→ INSTRUCTIONS FOR THE TASK:
Take each line from the material below that includes the string "this" and copy it.

──────────────────────────────

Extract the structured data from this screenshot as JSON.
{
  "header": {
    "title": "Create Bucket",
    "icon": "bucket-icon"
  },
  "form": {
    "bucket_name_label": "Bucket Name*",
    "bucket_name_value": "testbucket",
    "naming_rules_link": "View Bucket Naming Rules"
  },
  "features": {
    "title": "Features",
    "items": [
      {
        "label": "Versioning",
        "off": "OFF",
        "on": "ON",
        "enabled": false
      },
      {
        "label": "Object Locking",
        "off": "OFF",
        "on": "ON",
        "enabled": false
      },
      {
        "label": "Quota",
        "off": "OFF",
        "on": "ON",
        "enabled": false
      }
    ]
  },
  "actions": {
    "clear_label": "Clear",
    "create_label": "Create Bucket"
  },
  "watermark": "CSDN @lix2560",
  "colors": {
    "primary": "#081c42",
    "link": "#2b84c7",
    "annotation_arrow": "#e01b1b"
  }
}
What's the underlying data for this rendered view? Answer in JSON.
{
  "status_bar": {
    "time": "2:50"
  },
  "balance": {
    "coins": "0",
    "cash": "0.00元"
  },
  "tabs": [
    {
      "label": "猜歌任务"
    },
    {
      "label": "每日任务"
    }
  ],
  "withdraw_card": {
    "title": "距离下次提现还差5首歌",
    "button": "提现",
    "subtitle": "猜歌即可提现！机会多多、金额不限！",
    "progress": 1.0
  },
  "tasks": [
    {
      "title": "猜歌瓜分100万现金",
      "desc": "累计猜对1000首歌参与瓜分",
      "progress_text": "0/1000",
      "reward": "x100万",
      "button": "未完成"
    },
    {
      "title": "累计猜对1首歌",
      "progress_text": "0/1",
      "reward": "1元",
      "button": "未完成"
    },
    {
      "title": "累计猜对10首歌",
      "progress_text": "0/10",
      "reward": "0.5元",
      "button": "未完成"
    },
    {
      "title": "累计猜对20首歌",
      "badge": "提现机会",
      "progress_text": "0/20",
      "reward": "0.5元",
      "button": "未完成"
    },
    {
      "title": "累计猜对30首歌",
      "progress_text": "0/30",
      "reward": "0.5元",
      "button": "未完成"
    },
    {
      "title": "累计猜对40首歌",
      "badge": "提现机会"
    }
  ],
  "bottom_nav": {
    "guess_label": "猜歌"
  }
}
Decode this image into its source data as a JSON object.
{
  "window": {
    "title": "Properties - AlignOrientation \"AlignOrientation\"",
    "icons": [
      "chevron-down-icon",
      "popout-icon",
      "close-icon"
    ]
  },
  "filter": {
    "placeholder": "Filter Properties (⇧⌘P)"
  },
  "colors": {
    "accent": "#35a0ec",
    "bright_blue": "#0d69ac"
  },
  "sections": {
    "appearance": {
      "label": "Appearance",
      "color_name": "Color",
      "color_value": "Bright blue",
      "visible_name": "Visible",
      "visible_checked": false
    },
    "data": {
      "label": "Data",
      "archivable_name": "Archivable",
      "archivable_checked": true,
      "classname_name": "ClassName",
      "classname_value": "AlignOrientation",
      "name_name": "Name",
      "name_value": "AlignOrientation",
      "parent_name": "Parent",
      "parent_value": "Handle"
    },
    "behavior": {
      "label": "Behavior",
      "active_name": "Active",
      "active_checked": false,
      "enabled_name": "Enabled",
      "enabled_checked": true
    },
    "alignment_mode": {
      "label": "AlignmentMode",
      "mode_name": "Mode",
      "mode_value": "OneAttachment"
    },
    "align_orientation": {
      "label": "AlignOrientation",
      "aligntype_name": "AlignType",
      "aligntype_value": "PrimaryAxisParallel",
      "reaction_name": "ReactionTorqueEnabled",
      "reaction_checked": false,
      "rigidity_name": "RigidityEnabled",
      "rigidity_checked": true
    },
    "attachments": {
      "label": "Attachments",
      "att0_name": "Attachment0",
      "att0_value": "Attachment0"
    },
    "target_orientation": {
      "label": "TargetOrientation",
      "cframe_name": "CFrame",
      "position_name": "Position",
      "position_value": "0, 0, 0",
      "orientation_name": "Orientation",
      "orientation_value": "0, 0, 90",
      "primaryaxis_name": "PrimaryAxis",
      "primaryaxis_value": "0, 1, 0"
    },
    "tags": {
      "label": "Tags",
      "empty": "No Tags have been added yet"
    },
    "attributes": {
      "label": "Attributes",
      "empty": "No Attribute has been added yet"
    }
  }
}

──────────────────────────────

→ SOLVED PROBLEM:
Extract the structured data from this screenshot as JSON.
What's the underlying data for this rendered view? Answer in JSON.
Decode this image into its source data as a JSON object.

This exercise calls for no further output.